But a brand is more than a typeface. I know they are more than copiers- and they want us to know that- but what ARE they, then? I really have no idea. A few years back they transitioned to a tagline “The document company”. OK. Isn’t that just another way to say ‘copies’?
So if you already know your brand associations are not positive, maybe you should focus on what you want your brand to say- not what you DON’T want it to say. I don’t think you can simply change your logo, randomly sponsor the Ducati Superbike team, and expect me to feel differently about your brand. A face lift does not take away the wear and tear of your image- it only masks it.
And don’t even get me started on the ‘orb’… (they are unoriginal, they say ‘telecom’ (or AT&T), and I swear that X on the orb says Tiffany&Co. to me. I could go on, but why bother…)
As a Canadian living in the USA, I’ve found the primaries this year to be pretty interesting. I’ve been following along online, mainly actually via the NPR News Blog Twitter feed. (Don’t ask me to explain Twitter.. I’ve tried, you have you create an account, and follow some friends to understand it).
Just yesterday John Gruber of Daring Fireball posted a few links to some stories of fonts the candidates are using. First off is Barack Obama’s use of Gotham. Gotham is a strong, commanding looking font – a pretty cool choice for Barack and his campaign.

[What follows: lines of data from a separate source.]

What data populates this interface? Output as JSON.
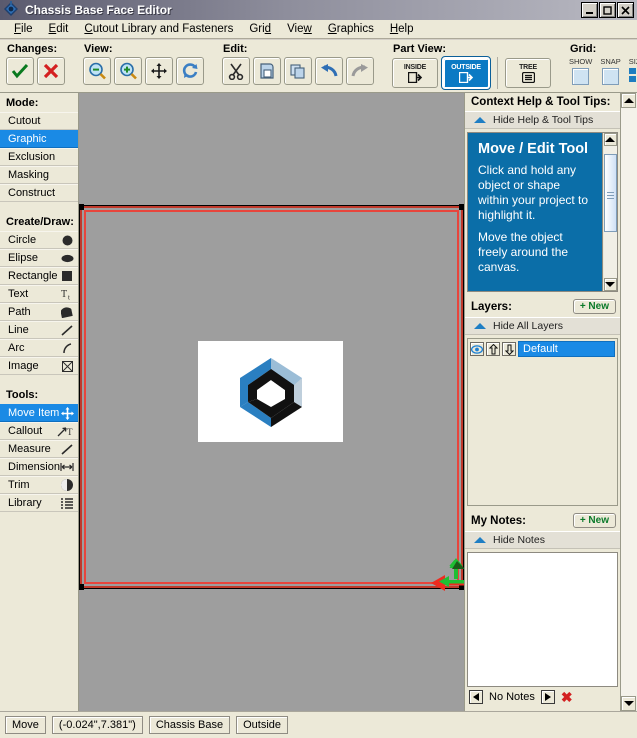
{
  "window": {
    "title": "Chassis Base Face Editor",
    "icon": "app-diamond-icon",
    "buttons": {
      "minimize": "_",
      "maximize": "□",
      "close": "×"
    }
  },
  "menu": [
    {
      "label": "File",
      "accel": "F"
    },
    {
      "label": "Edit",
      "accel": "E"
    },
    {
      "label": "Cutout Library and Fasteners",
      "accel": "C"
    },
    {
      "label": "Grid",
      "accel": "d"
    },
    {
      "label": "View",
      "accel": "w"
    },
    {
      "label": "Graphics",
      "accel": "G"
    },
    {
      "label": "Help",
      "accel": "H"
    }
  ],
  "toolbar": {
    "groups": [
      {
        "label": "Changes:",
        "buttons": [
          {
            "name": "accept-changes-button",
            "icon": "check-icon"
          },
          {
            "name": "reject-changes-button",
            "icon": "cross-icon"
          }
        ]
      },
      {
        "label": "View:",
        "buttons": [
          {
            "name": "zoom-out-button",
            "icon": "zoom-out-icon"
          },
          {
            "name": "zoom-in-button",
            "icon": "zoom-in-icon"
          },
          {
            "name": "pan-button",
            "icon": "move-arrows-icon"
          },
          {
            "name": "refresh-button",
            "icon": "refresh-icon"
          }
        ]
      },
      {
        "label": "Edit:",
        "buttons": [
          {
            "name": "cut-button",
            "icon": "scissors-icon"
          },
          {
            "name": "paste-button",
            "icon": "paste-icon"
          },
          {
            "name": "copy-button",
            "icon": "copy-icon"
          },
          {
            "name": "undo-button",
            "icon": "undo-arrow-icon"
          },
          {
            "name": "redo-button",
            "icon": "redo-arrow-icon"
          }
        ]
      }
    ],
    "part_view": {
      "label": "Part View:",
      "inside_label": "INSIDE",
      "outside_label": "OUTSIDE",
      "tree_label": "TREE",
      "selected": "OUTSIDE"
    },
    "grid": {
      "label": "Grid:",
      "show_label": "SHOW",
      "snap_label": "SNAP",
      "size_label": "SIZE",
      "show_checked": false,
      "snap_checked": false
    }
  },
  "sidebar": {
    "mode_title": "Mode:",
    "modes": [
      {
        "label": "Cutout",
        "selected": false
      },
      {
        "label": "Graphic",
        "selected": true
      },
      {
        "label": "Exclusion",
        "selected": false
      },
      {
        "label": "Masking",
        "selected": false
      },
      {
        "label": "Construct",
        "selected": false
      }
    ],
    "create_title": "Create/Draw:",
    "create": [
      {
        "label": "Circle",
        "icon": "circle-icon"
      },
      {
        "label": "Elipse",
        "icon": "ellipse-icon"
      },
      {
        "label": "Rectangle",
        "icon": "square-icon"
      },
      {
        "label": "Text",
        "icon": "text-t-icon"
      },
      {
        "label": "Path",
        "icon": "path-icon"
      },
      {
        "label": "Line",
        "icon": "line-icon"
      },
      {
        "label": "Arc",
        "icon": "arc-icon"
      },
      {
        "label": "Image",
        "icon": "image-icon"
      }
    ],
    "tools_title": "Tools:",
    "tools": [
      {
        "label": "Move Item",
        "icon": "move-item-icon",
        "selected": true
      },
      {
        "label": "Callout",
        "icon": "callout-icon",
        "selected": false
      },
      {
        "label": "Measure",
        "icon": "measure-icon",
        "selected": false
      },
      {
        "label": "Dimension",
        "icon": "dimension-icon",
        "selected": false
      },
      {
        "label": "Trim",
        "icon": "trim-icon",
        "selected": false
      },
      {
        "label": "Library",
        "icon": "library-list-icon",
        "selected": false
      }
    ]
  },
  "help_panel": {
    "title": "Context Help & Tool Tips:",
    "hide_label": "Hide Help & Tool Tips",
    "tip_title": "Move / Edit Tool",
    "tip_paragraph_1": "Click and hold any object or shape within your project to highlight it.",
    "tip_paragraph_2": "Move the object freely around the canvas."
  },
  "layers_panel": {
    "title": "Layers:",
    "new_label": "+ New",
    "hide_label": "Hide All Layers",
    "rows": [
      {
        "name": "Default",
        "visible": true,
        "selected": true
      }
    ]
  },
  "notes_panel": {
    "title": "My Notes:",
    "new_label": "+ New",
    "hide_label": "Hide Notes",
    "note_text": "",
    "status": "No Notes"
  },
  "canvas": {
    "object_name": "image-object",
    "selection_color": "#e8453c",
    "background": "#9e9e9e",
    "drag_arrow_green": "#22c03a",
    "drag_arrow_red": "#ee2b1f"
  },
  "statusbar": {
    "fields": [
      {
        "name": "status-mode",
        "value": "Move"
      },
      {
        "name": "status-coordinates",
        "value": "(-0.024\",7.381\")"
      },
      {
        "name": "status-part",
        "value": "Chassis Base"
      },
      {
        "name": "status-face",
        "value": "Outside"
      }
    ]
  },
  "colors": {
    "accent_blue": "#1a8ae5",
    "panel": "#ece9d8",
    "help_blue": "#0b6ea8",
    "new_green": "#0a7a2a"
  }
}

On the other side of the fence is Hillary Clinton and John McCain. I’ll leave you to read the blog post for the outcome.
Ok, back to fixing bugs.. rumour has it that Universal Type Server is going to ship soon.
I guess it shouldn’t have surprised me, there are blogs about all kinds of things. But recently a call went out from someone on Twitter for the hotel blogs people read and enjoyed. I did a bit of searching and found a list of my own (and asked around myself) and it’s an interesting view of hotels: people who are there all the time have a totally different perspective. I worked at a shop in the Portland Airport for awhile not long after I moved to Portland, and let me tell you how it looks from BEHIND a counter is totally different from how it looks when I’m there now as a regular travel person. So here’s a few I enjoy:

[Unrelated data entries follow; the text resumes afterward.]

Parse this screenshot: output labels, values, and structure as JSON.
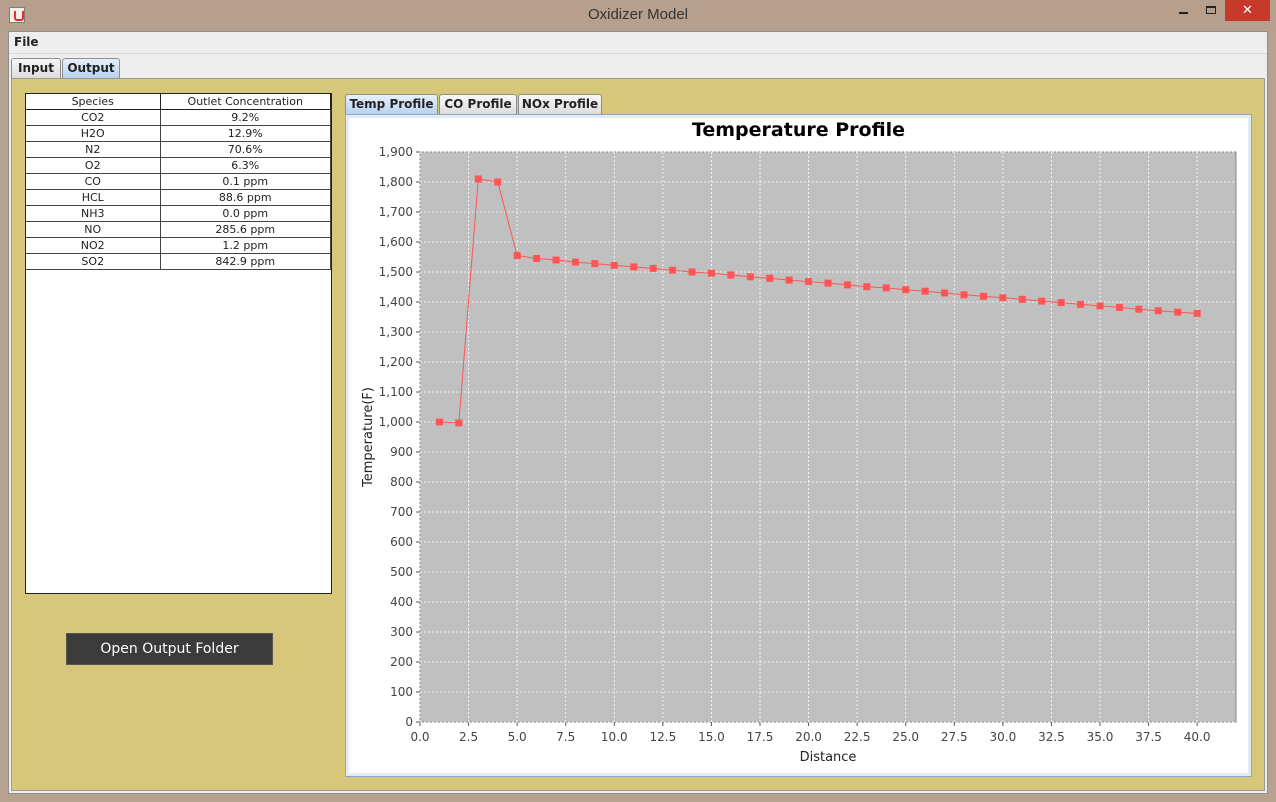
{
  "window": {
    "title": "Oxidizer Model"
  },
  "menu": {
    "file": "File"
  },
  "main_tabs": [
    {
      "label": "Input"
    },
    {
      "label": "Output"
    }
  ],
  "species_table": {
    "headers": [
      "Species",
      "Outlet Concentration"
    ],
    "rows": [
      [
        "CO2",
        "9.2%"
      ],
      [
        "H2O",
        "12.9%"
      ],
      [
        "N2",
        "70.6%"
      ],
      [
        "O2",
        "6.3%"
      ],
      [
        "CO",
        "0.1 ppm"
      ],
      [
        "HCL",
        "88.6 ppm"
      ],
      [
        "NH3",
        "0.0 ppm"
      ],
      [
        "NO",
        "285.6 ppm"
      ],
      [
        "NO2",
        "1.2 ppm"
      ],
      [
        "SO2",
        "842.9 ppm"
      ]
    ]
  },
  "open_output_button": "Open Output Folder",
  "profile_tabs": [
    {
      "label": "Temp Profile"
    },
    {
      "label": "CO Profile"
    },
    {
      "label": "NOx Profile"
    }
  ],
  "colors": {
    "series": "#ff5555",
    "plot_bg": "#c0c0c0",
    "panel_bg": "#d7c77b"
  },
  "chart_data": {
    "type": "line",
    "title": "Temperature Profile",
    "xlabel": "Distance",
    "ylabel": "Temperature(F)",
    "xlim": [
      0,
      42
    ],
    "ylim": [
      0,
      1900
    ],
    "xticks": [
      "0.0",
      "2.5",
      "5.0",
      "7.5",
      "10.0",
      "12.5",
      "15.0",
      "17.5",
      "20.0",
      "22.5",
      "25.0",
      "27.5",
      "30.0",
      "32.5",
      "35.0",
      "37.5",
      "40.0"
    ],
    "yticks": [
      "0",
      "100",
      "200",
      "300",
      "400",
      "500",
      "600",
      "700",
      "800",
      "900",
      "1,000",
      "1,100",
      "1,200",
      "1,300",
      "1,400",
      "1,500",
      "1,600",
      "1,700",
      "1,800",
      "1,900"
    ],
    "grid": true,
    "x": [
      1,
      2,
      3,
      4,
      5,
      6,
      7,
      8,
      9,
      10,
      11,
      12,
      13,
      14,
      15,
      16,
      17,
      18,
      19,
      20,
      21,
      22,
      23,
      24,
      25,
      26,
      27,
      28,
      29,
      30,
      31,
      32,
      33,
      34,
      35,
      36,
      37,
      38,
      39,
      40
    ],
    "y": [
      1000,
      997,
      1810,
      1800,
      1555,
      1545,
      1540,
      1533,
      1528,
      1522,
      1517,
      1512,
      1506,
      1500,
      1496,
      1490,
      1484,
      1479,
      1473,
      1468,
      1463,
      1457,
      1451,
      1447,
      1441,
      1436,
      1430,
      1424,
      1419,
      1414,
      1409,
      1403,
      1398,
      1392,
      1387,
      1382,
      1376,
      1371,
      1366,
      1362
    ]
  }
}
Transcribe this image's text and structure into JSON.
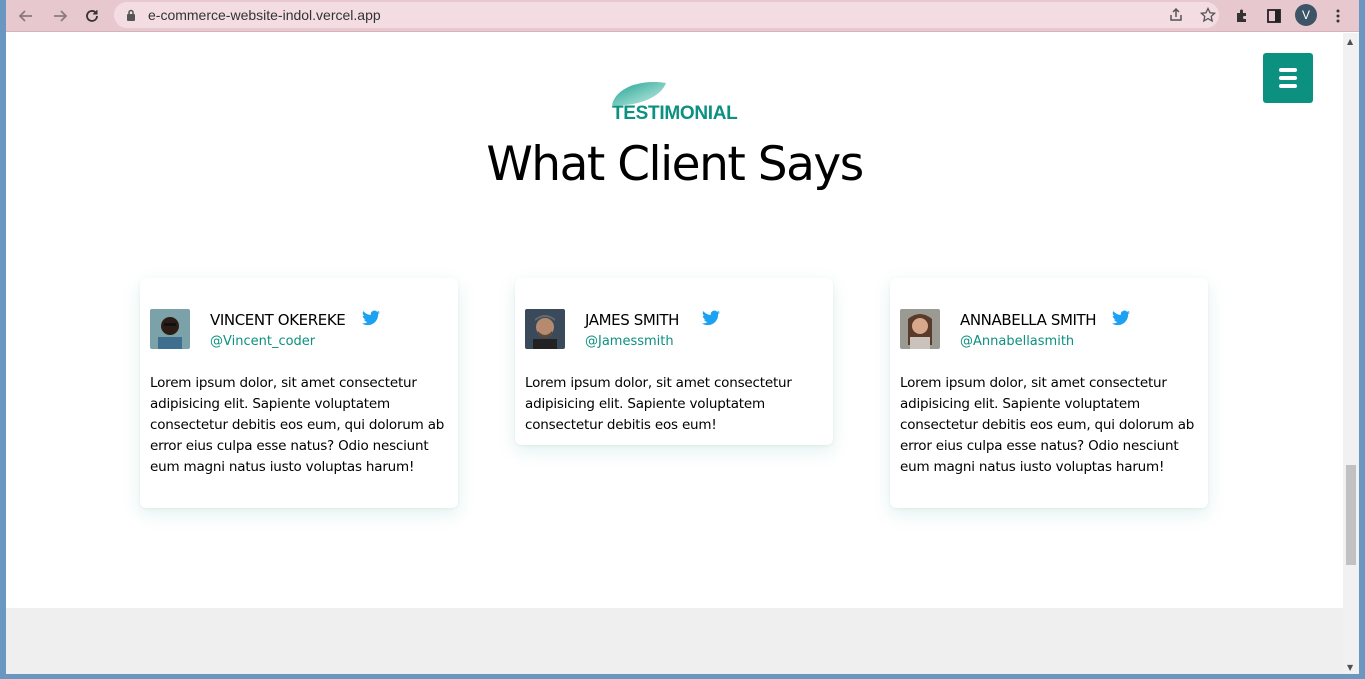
{
  "browser": {
    "url": "e-commerce-website-indol.vercel.app",
    "profile_initial": "V",
    "icons": [
      "back-icon",
      "forward-icon",
      "reload-icon",
      "lock-icon",
      "share-icon",
      "star-icon",
      "extensions-icon",
      "side-panel-icon",
      "kebab-menu-icon"
    ]
  },
  "section": {
    "eyebrow": "TESTIMONIAL",
    "title": "What Client Says"
  },
  "testimonials": [
    {
      "name": "VINCENT OKEREKE",
      "handle": "@Vincent_coder",
      "text": "Lorem ipsum dolor, sit amet consectetur adipisicing elit. Sapiente voluptatem consectetur debitis eos eum, qui dolorum ab error eius culpa esse natus? Odio nesciunt eum magni natus iusto voluptas harum!"
    },
    {
      "name": "JAMES SMITH",
      "handle": "@Jamessmith",
      "text": "Lorem ipsum dolor, sit amet consectetur adipisicing elit. Sapiente voluptatem consectetur debitis eos eum!"
    },
    {
      "name": "ANNABELLA SMITH",
      "handle": "@Annabellasmith",
      "text": "Lorem ipsum dolor, sit amet consectetur adipisicing elit. Sapiente voluptatem consectetur debitis eos eum, qui dolorum ab error eius culpa esse natus? Odio nesciunt eum magni natus iusto voluptas harum!"
    }
  ],
  "colors": {
    "accent": "#0c9080",
    "twitter": "#1da1f2",
    "toolbar": "#e8c8cf"
  }
}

You can start with a hotel that isn’t even open yet! In Dallas, Texas, the Stoneleigh Hotel Blog is documenting their grand re-opening and it’s interesting to see how they are making something old new again. At the opposite end of the scale is The Ambassador’s Last Stand, a hotel in Los Angeles that is now almost completely gone, but you can go through the archives and watch the demise of this historic building. You can also check out the Hollywood Renaissance Hotel (where you can currently meet Oscar-yes, THAT Oscar) and other LA-related goings-on. If that isn’t quite enough fame for you, check out the blog of the Chelsea in New York City where you can keep up with the current hotel events and dig a bit into the past. If you can’t place it, it’s the hotel where loads of famous artsy types have lived and a few have died too.
Being Portland of course we have a blogging hotel! Hotel deLuxe has an awesome blog that isn’t just limited to the hotel proper. If you want a peek into Portland, their blog is a nice place for it. I also have found myself enjoying the blog from Hotel Murano in Tacoma Washington.

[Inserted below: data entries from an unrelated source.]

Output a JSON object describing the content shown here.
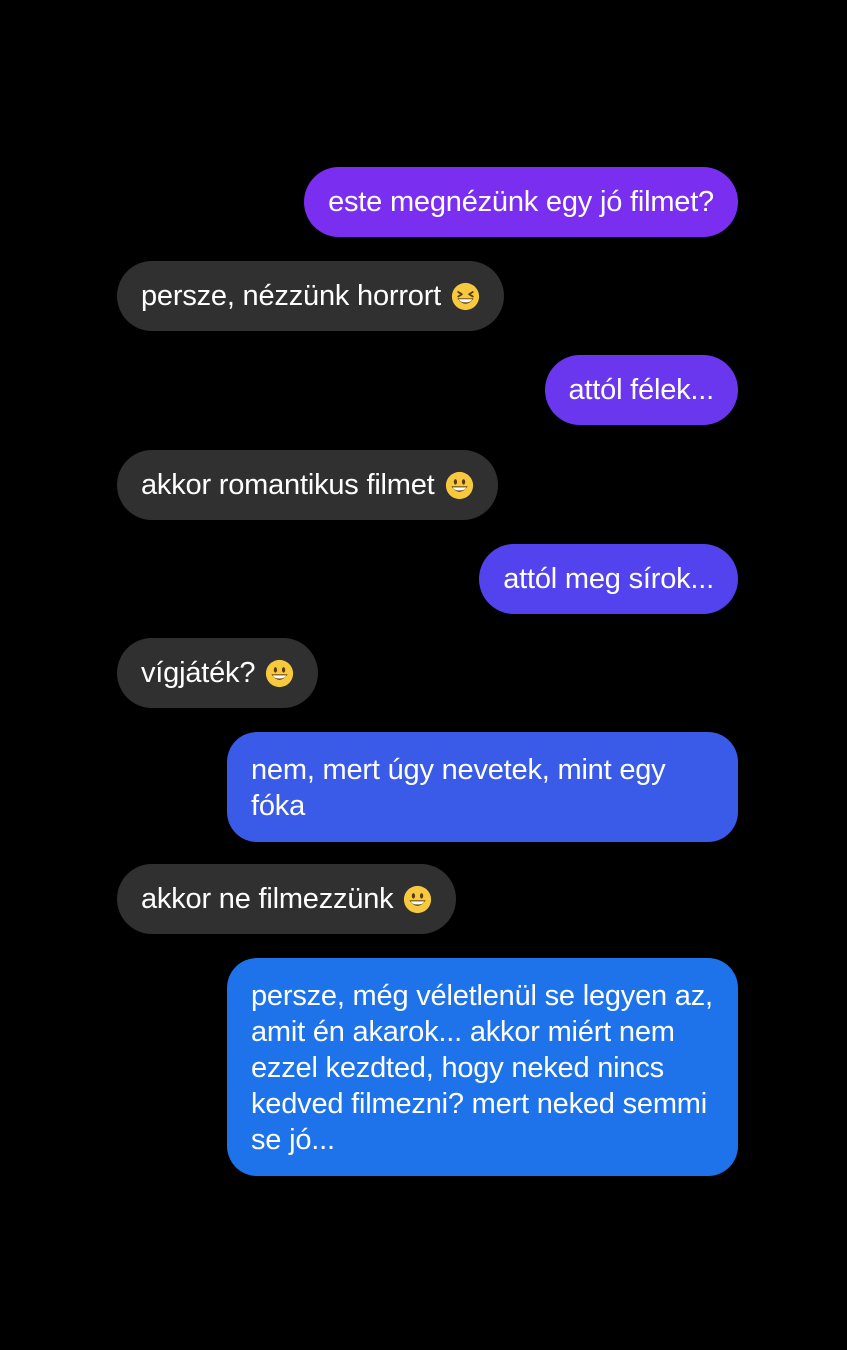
{
  "messages": [
    {
      "id": "m1",
      "side": "outgoing",
      "text": "este megnézünk egy jó filmet?",
      "color": "#7a2ff0"
    },
    {
      "id": "m2",
      "side": "incoming",
      "text": "persze, nézzünk horrort",
      "emoji": "grinning-squinting-face-icon"
    },
    {
      "id": "m3",
      "side": "outgoing",
      "text": "attól félek...",
      "color": "#6a36ee"
    },
    {
      "id": "m4",
      "side": "incoming",
      "text": "akkor romantikus filmet",
      "emoji": "grinning-face-icon"
    },
    {
      "id": "m5",
      "side": "outgoing",
      "text": "attól meg sírok...",
      "color": "#5343ee"
    },
    {
      "id": "m6",
      "side": "incoming",
      "text": "vígjáték?",
      "emoji": "grinning-face-icon"
    },
    {
      "id": "m7",
      "side": "outgoing",
      "text": "nem, mert úgy nevetek, mint egy fóka",
      "color": "#3a5ae8"
    },
    {
      "id": "m8",
      "side": "incoming",
      "text": "akkor ne filmezzünk",
      "emoji": "grinning-face-icon"
    },
    {
      "id": "m9",
      "side": "outgoing",
      "text": "persze, még véletlenül se legyen az, amit én akarok...  akkor miért nem ezzel kezdted, hogy neked nincs kedved filmezni? mert neked semmi se jó...",
      "color": "#1f73ea"
    }
  ],
  "theme": {
    "background": "#000000",
    "incoming_bubble": "#303030",
    "text_color": "#ffffff"
  }
}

You can aggregate information about hotels themselves by checking out Hotel Chatter (which just informed me about the Elvis Hotel coming to Vegas, yay!) and at Hotels By City, home of the Bed Jump Blog (which is a place to see some GREAT photos-I’m a sucker for a cool action shot and these are ALL action shots!). And of course the Livejournal Community Crazy Hotel Workers which is a great place to read about customers and employees who are, shall we say, less than optimal.
It’s not like I needed even more blogs to read, but I know I will be adding a few of these to my permanent rotation and some were there already. I hope you enjoy them too. And if you have a favorite hotel blog leave it in the comments for me won’t you?
I love reading David Friedman’s blog Ironic Sans. He always shares fun and interesting ideas. I particularly like this new typography term that he came up with. It’s one of those things where you say to yourself, “Now why didn’t I think of that?”
I’m sure you’re dying to know, how does the manager of Technical Support get to work every day? It’s a subject that is filled with amazement and wonder. So, I’ll tell you…
No, my day does not start with a warm chauffeur driven Mercedes E class waiting in the driveway with a copy of MacWorld and a cup of coffee. My commute isn’t long enough for that, plus I don’t know any chauffeurs or anybody with an E class Mercedes, not from this century at least.
If it’s not pouring down rain I’ll probably fire up my scooter or my motorcycle for my ride in. For the last 3 years I’ve been scootering to work. I have always wanted to have a motorcycle, but not until I was an adult and had my life insurance paid up. Actually it was after I sold my race car and got out of racing that I felt a need to have some more thrill in my life.
I currently own a 2002 Bajaj Legend scooter, which is essentially a Vespa made in India. It is 150cc, has a whopping 9 horsepower and 4 gears and will haul me up to 100 miles on a gallon of gas. Even though it is a 2002, it’s very much old school technology. It has manual gears, drum brakes and a kick starter. I consider it to be about the best $1800 I have ever spent. My scooter will easily haul two people and I’ve put racks on it so I can load it up with additional supplies (cases of Rockstar Energy Drink, pizzas, take out Mexican food, etc). I’ve hauled many a department lunch on my scooter.
Learning to ride the scooter wasn’t too hard, but as any commuter on 2 wheels (motorized or not) will tell you, the biggest challenge has been the other commuters on 4 or more wheels. To help keep me safe I’ve got a nice full face helmet (I’m partial to eating solid foods), leather gloves, a jacket with elbow, shoulder and back plates, rain paints with pads and sturdy Doc Martin boots. Even though I’m on something with less power than many riding lawnmowers, I still armor up because, pavement hurts.
I love riding in on two wheels because it gives me time to just feel the wind, smell the smells of Portland and get a little thrill doing what, to many people, is the basic mundane task of driving to work. I don’t listen to music, I don’t wear a Bluetooth headset, I don’t eat and drive, I don’t fix my hair, nothing. I don’t do anything but grip the handlebars, watch for people in other vehicles, and swerve around potholes.
On days where I want a bit more rugged feel, I’ll fire up my vintage 1975 Yamaha Enduro DT250B (basically a street legal dirt bike) and ride that in. That has been my latest project. I bought it from the original owner who had it stored in a barn for 20+ years. It has about 2000 miles, it’s orange, it’s loud and it’s stinky. It also doesn’t like to go much faster than 50mph. Eventually I will probably ship this bike to a friend of mine that lives in Pahrump, Nevada where it can spend the rest of its life riding around the California / Nevada border area.
Here at Extensis we have a number of people that commute on 2 wheels. We have 2 engineers with motorcycles, Jim with his cruiser bike and a host of others that ride on pedal power. Jim and the engineers keep saying that when I get a motorcycle that can actually go freeway speeds, I’m welcome to go for a ride with them on the weekends.
We’ll see, maybe later this summer I’ll get something bigger, but for now, I’m happy as a clam enjoying the world at a top speed of 60 miles per hour.